Today, the released a new report, Investing in Results: Using Performance Data to Inform State Budgeting, a new report from the National Association of State Budget Officers, highlights some key themes and lessons learned for using performance information in state budgeting, planning, and program management, based on state budget officer discussions on this subject as well as several state-specific case studies.
This week, the GFOA published an alert for members on the SECs MCDC initiative, which was announced by SECs Enforcement Division on March 10, 2014. The initiative provides issuers and underwriters the opportunity to self-report instances of material misstatements in bond offering documents regarding the issuers prior compliance with its continuing disclosure obligations.
Americas counties spend an estimated $20 billion-$24 billion on health insurance premiums each year, covering approximately 2.5 million county employees and nearly 2.4 million dependents, according to a new study by the National Association of Counties.
A new issue brief from the Center for State and Local Government Excellence examines the rationale for issuing Pension Obligation Bonds and how they have performed since the financial crisis.
The Governmental Accounting Standards Board recently released two new exposure drafts on other postemployment benefits: one directed at employers (Accounting and Financial Reporting for Postemployment Benefits Other Than Pensions) and the other targeted at OPEB plans (Financial Reporting for Postemployment Benefit Plans Other Than Pension Plans). Both EDs propose to bring accounting and financial reporting for OPEB into line with GASBs new guidance on pensions.
The GFOA, along with several other national associations representing local governments, sent a letter to the House of Representatives urging members to vote no on the passage of the Permanent Internet Tax Freedom Act, HR 3086. If enacted, the bill would permanently preempt state and local governments authority to assess taxes on Internet access and would specifically remove that authority from ten states that are currently permitted under current law to assess such taxes.
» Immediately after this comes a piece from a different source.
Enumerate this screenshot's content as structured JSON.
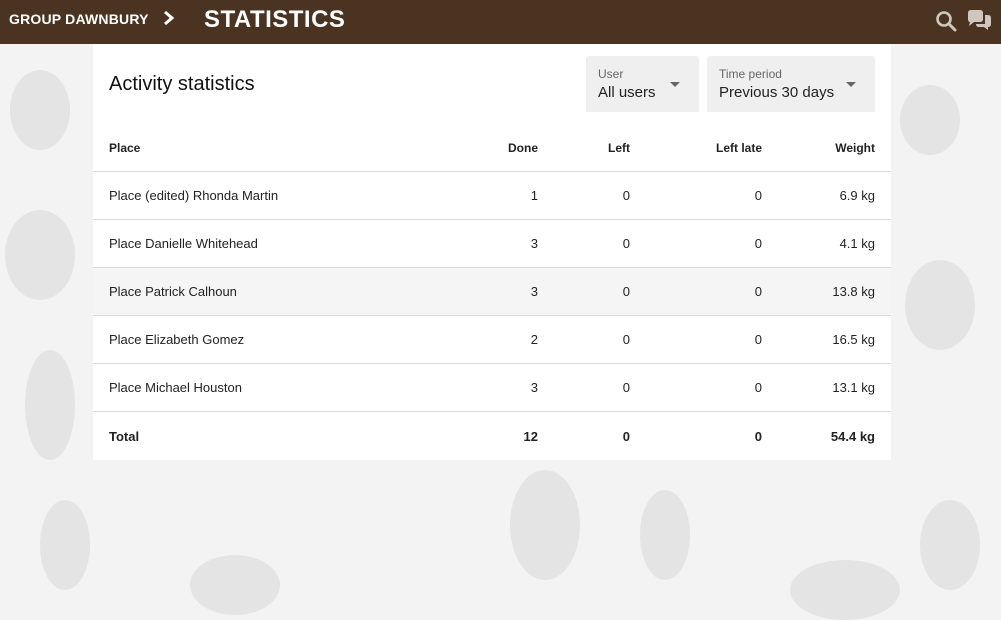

The full House will consider the GFOA-opposed legislation during the week of July 14, 2014.
The information contained in this document was developed to educate members about the SEC MCDC Initiative and should not be construed as legal advice.
The Congressional Budget Office estimated that the Permanent Internet Tax Freedom Act (H.R. 3086), if enacted, would cost states and localities several hundred million dollars a year. The bill would permanently preempt state and local governments authority to assess taxes on Internet access and would specifically remove that authority from ten states that are currently permitted under current law to assess such taxes. The House Judiciary Committee recently approved H.R.
In the midst of all the bad news about Detroit, it appears that the city also has quite a bit going for it.